── Records provided ──

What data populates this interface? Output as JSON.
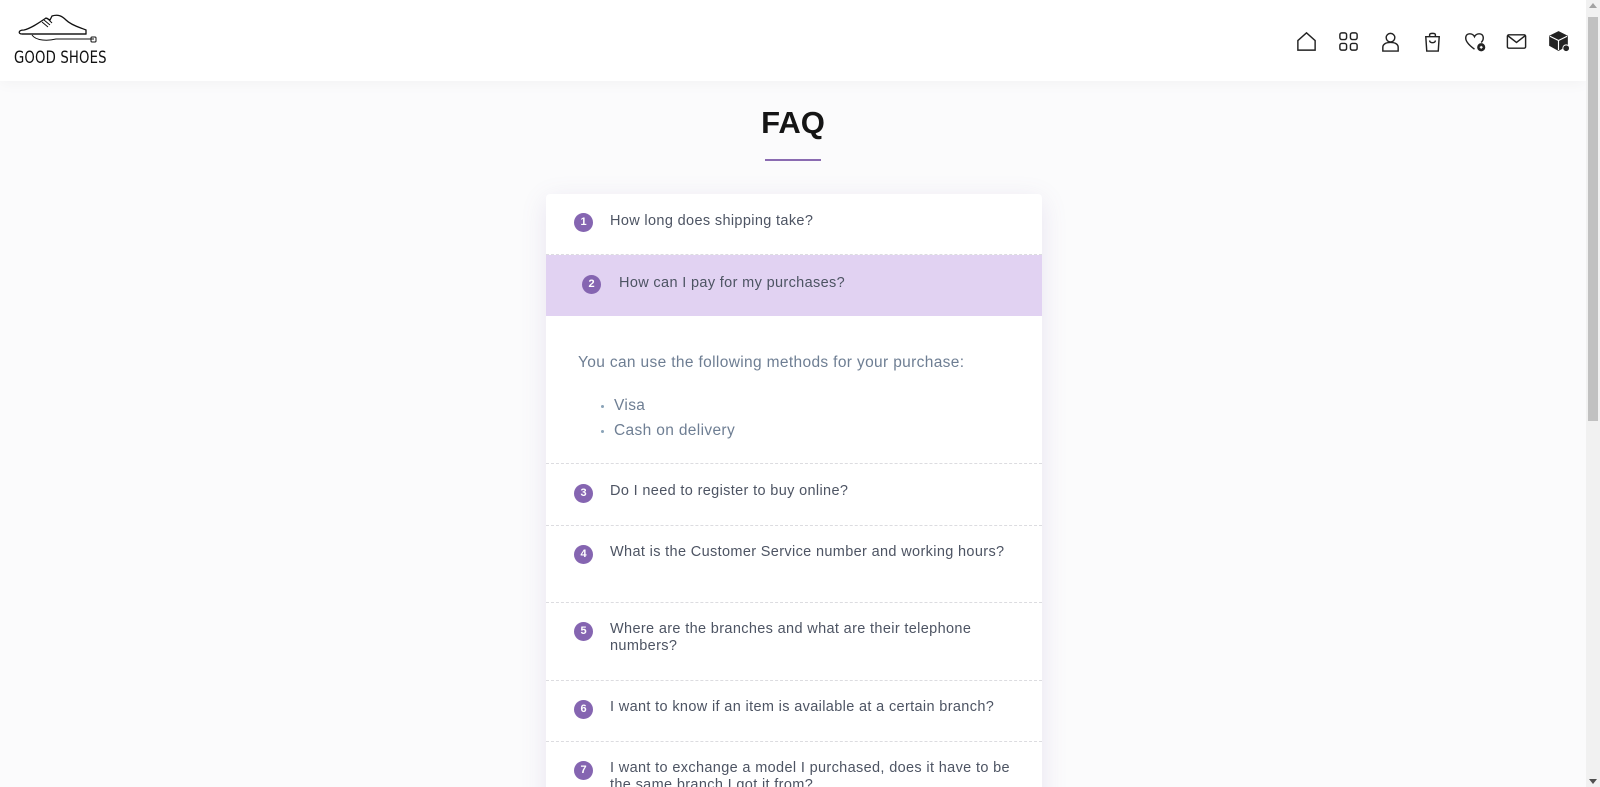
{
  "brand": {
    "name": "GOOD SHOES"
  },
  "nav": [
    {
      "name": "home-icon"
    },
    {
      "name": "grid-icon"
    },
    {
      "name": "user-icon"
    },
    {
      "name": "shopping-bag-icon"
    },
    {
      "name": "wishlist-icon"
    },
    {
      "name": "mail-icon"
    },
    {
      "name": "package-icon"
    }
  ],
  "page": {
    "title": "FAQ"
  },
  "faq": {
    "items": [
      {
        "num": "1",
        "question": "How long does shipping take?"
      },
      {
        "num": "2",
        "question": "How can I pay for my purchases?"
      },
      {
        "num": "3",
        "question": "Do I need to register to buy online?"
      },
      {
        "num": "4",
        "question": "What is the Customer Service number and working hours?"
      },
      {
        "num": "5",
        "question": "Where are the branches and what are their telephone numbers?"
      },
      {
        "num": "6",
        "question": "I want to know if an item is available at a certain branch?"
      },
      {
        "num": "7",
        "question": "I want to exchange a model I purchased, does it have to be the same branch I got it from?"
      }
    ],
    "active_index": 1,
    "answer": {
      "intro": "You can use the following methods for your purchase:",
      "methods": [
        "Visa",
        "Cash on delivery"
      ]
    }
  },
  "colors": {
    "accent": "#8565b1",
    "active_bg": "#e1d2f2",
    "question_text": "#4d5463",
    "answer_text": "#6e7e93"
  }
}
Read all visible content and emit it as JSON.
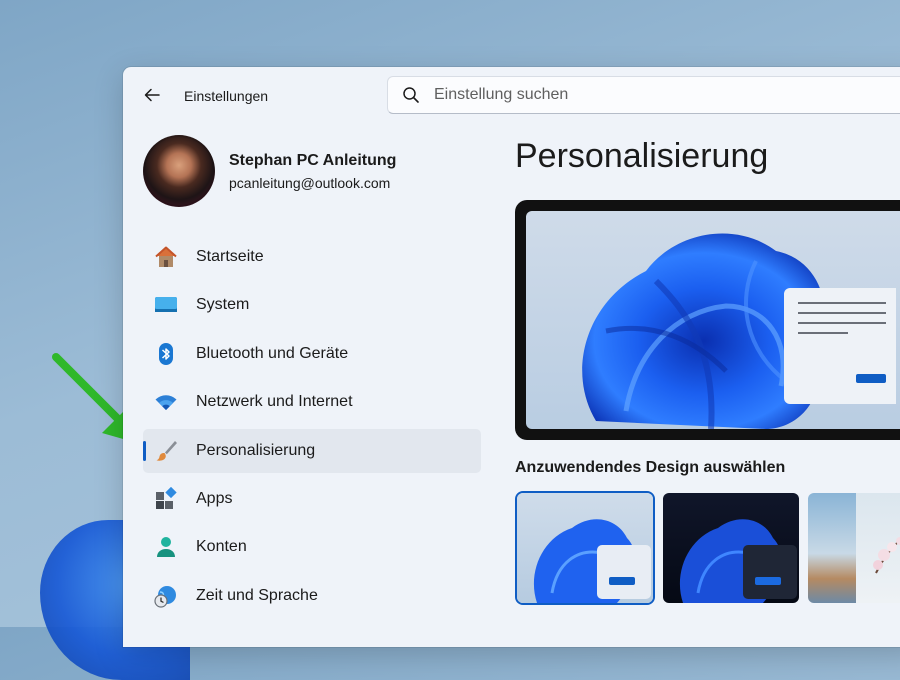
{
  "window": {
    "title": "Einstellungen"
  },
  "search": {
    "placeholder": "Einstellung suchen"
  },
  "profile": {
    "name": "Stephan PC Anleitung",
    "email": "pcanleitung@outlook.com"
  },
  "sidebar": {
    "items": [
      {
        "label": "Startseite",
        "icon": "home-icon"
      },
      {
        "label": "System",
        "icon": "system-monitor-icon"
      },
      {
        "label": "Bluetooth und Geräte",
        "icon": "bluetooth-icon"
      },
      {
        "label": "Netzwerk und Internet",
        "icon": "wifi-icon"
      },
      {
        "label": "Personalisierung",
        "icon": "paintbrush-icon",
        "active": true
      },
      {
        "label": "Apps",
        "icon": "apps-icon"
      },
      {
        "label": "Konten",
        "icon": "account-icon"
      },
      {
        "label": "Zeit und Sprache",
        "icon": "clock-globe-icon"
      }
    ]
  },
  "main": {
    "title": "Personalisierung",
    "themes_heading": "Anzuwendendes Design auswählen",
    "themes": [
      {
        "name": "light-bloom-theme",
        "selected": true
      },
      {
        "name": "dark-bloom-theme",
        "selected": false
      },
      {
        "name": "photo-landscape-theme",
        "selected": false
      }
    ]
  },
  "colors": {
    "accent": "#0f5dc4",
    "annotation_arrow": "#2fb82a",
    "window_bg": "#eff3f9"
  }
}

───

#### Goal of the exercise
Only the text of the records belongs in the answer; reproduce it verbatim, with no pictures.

#### Exercise response
What data populates this interface? Output as JSON.
{
  "brand": {
    "name": "GOOD SHOES"
  },
  "nav": [
    {
      "name": "home-icon"
    },
    {
      "name": "grid-icon"
    },
    {
      "name": "user-icon"
    },
    {
      "name": "shopping-bag-icon"
    },
    {
      "name": "wishlist-icon"
    },
    {
      "name": "mail-icon"
    },
    {
      "name": "package-icon"
    }
  ],
  "page": {
    "title": "FAQ"
  },
  "faq": {
    "items": [
      {
        "num": "1",
        "question": "How long does shipping take?"
      },
      {
        "num": "2",
        "question": "How can I pay for my purchases?"
      },
      {
        "num": "3",
        "question": "Do I need to register to buy online?"
      },
      {
        "num": "4",
        "question": "What is the Customer Service number and working hours?"
      },
      {
        "num": "5",
        "question": "Where are the branches and what are their telephone numbers?"
      },
      {
        "num": "6",
        "question": "I want to know if an item is available at a certain branch?"
      },
      {
        "num": "7",
        "question": "I want to exchange a model I purchased, does it have to be the same branch I got it from?"
      }
    ],
    "active_index": 1,
    "answer": {
      "intro": "You can use the following methods for your purchase:",
      "methods": [
        "Visa",
        "Cash on delivery"
      ]
    }
  },
  "colors": {
    "accent": "#8565b1",
    "active_bg": "#e1d2f2",
    "question_text": "#4d5463",
    "answer_text": "#6e7e93"
  }
}
Read all visible content and emit it as JSON.
{
  "window": {
    "title": "Einstellungen"
  },
  "search": {
    "placeholder": "Einstellung suchen"
  },
  "profile": {
    "name": "Stephan PC Anleitung",
    "email": "pcanleitung@outlook.com"
  },
  "sidebar": {
    "items": [
      {
        "label": "Startseite",
        "icon": "home-icon"
      },
      {
        "label": "System",
        "icon": "system-monitor-icon"
      },
      {
        "label": "Bluetooth und Geräte",
        "icon": "bluetooth-icon"
      },
      {
        "label": "Netzwerk und Internet",
        "icon": "wifi-icon"
      },
      {
        "label": "Personalisierung",
        "icon": "paintbrush-icon",
        "active": true
      },
      {
        "label": "Apps",
        "icon": "apps-icon"
      },
      {
        "label": "Konten",
        "icon": "account-icon"
      },
      {
        "label": "Zeit und Sprache",
        "icon": "clock-globe-icon"
      }
    ]
  },
  "main": {
    "title": "Personalisierung",
    "themes_heading": "Anzuwendendes Design auswählen",
    "themes": [
      {
        "name": "light-bloom-theme",
        "selected": true
      },
      {
        "name": "dark-bloom-theme",
        "selected": false
      },
      {
        "name": "photo-landscape-theme",
        "selected": false
      }
    ]
  },
  "colors": {
    "accent": "#0f5dc4",
    "annotation_arrow": "#2fb82a",
    "window_bg": "#eff3f9"
  }
}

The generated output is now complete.